PROBLEM TO SOLVE: Keep the pictures out, please, and set down every record exactly.

============================================================

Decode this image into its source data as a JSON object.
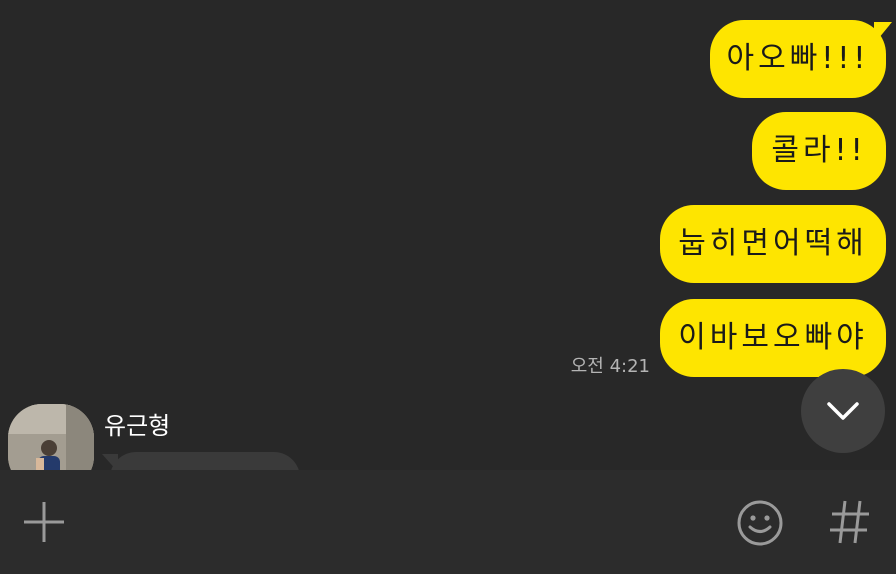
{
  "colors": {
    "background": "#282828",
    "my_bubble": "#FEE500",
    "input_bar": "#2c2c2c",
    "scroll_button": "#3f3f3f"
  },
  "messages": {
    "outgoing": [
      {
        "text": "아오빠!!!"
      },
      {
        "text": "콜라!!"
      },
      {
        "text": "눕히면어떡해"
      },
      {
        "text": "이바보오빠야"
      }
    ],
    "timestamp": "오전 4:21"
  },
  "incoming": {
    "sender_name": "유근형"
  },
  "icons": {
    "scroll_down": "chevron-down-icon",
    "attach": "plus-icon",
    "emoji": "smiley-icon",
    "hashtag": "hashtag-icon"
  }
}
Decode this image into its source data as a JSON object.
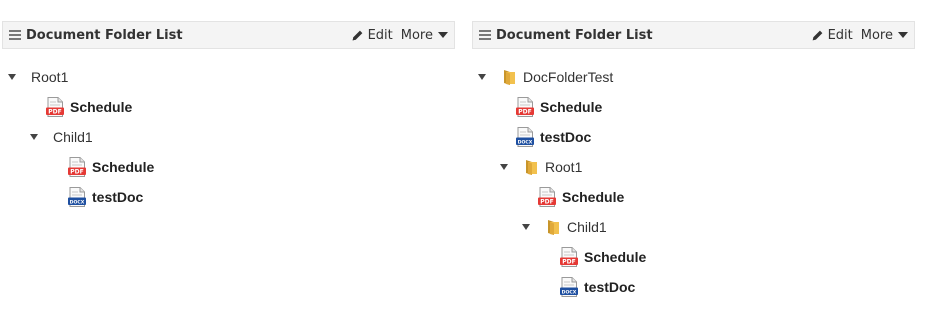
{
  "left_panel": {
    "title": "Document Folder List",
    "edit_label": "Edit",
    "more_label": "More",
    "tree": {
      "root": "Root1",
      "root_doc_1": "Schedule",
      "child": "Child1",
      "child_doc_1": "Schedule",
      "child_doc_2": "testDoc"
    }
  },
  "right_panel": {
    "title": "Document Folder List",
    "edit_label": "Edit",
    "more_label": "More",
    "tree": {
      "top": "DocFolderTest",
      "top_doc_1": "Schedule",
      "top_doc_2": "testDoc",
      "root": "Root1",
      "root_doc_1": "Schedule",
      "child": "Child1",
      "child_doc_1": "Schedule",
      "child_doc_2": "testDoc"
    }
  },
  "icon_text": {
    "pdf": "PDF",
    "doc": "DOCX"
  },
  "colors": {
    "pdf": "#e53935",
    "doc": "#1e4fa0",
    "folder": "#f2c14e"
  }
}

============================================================

SOLVED PROBLEM:
Decode this image into its source data as a JSON object.
{
  "colors": {
    "background": "#282828",
    "my_bubble": "#FEE500",
    "input_bar": "#2c2c2c",
    "scroll_button": "#3f3f3f"
  },
  "messages": {
    "outgoing": [
      {
        "text": "아오빠!!!"
      },
      {
        "text": "콜라!!"
      },
      {
        "text": "눕히면어떡해"
      },
      {
        "text": "이바보오빠야"
      }
    ],
    "timestamp": "오전 4:21"
  },
  "incoming": {
    "sender_name": "유근형"
  },
  "icons": {
    "scroll_down": "chevron-down-icon",
    "attach": "plus-icon",
    "emoji": "smiley-icon",
    "hashtag": "hashtag-icon"
  }
}
Decode this image into its source data as a JSON object.
{
  "left_panel": {
    "title": "Document Folder List",
    "edit_label": "Edit",
    "more_label": "More",
    "tree": {
      "root": "Root1",
      "root_doc_1": "Schedule",
      "child": "Child1",
      "child_doc_1": "Schedule",
      "child_doc_2": "testDoc"
    }
  },
  "right_panel": {
    "title": "Document Folder List",
    "edit_label": "Edit",
    "more_label": "More",
    "tree": {
      "top": "DocFolderTest",
      "top_doc_1": "Schedule",
      "top_doc_2": "testDoc",
      "root": "Root1",
      "root_doc_1": "Schedule",
      "child": "Child1",
      "child_doc_1": "Schedule",
      "child_doc_2": "testDoc"
    }
  },
  "icon_text": {
    "pdf": "PDF",
    "doc": "DOCX"
  },
  "colors": {
    "pdf": "#e53935",
    "doc": "#1e4fa0",
    "folder": "#f2c14e"
  }
}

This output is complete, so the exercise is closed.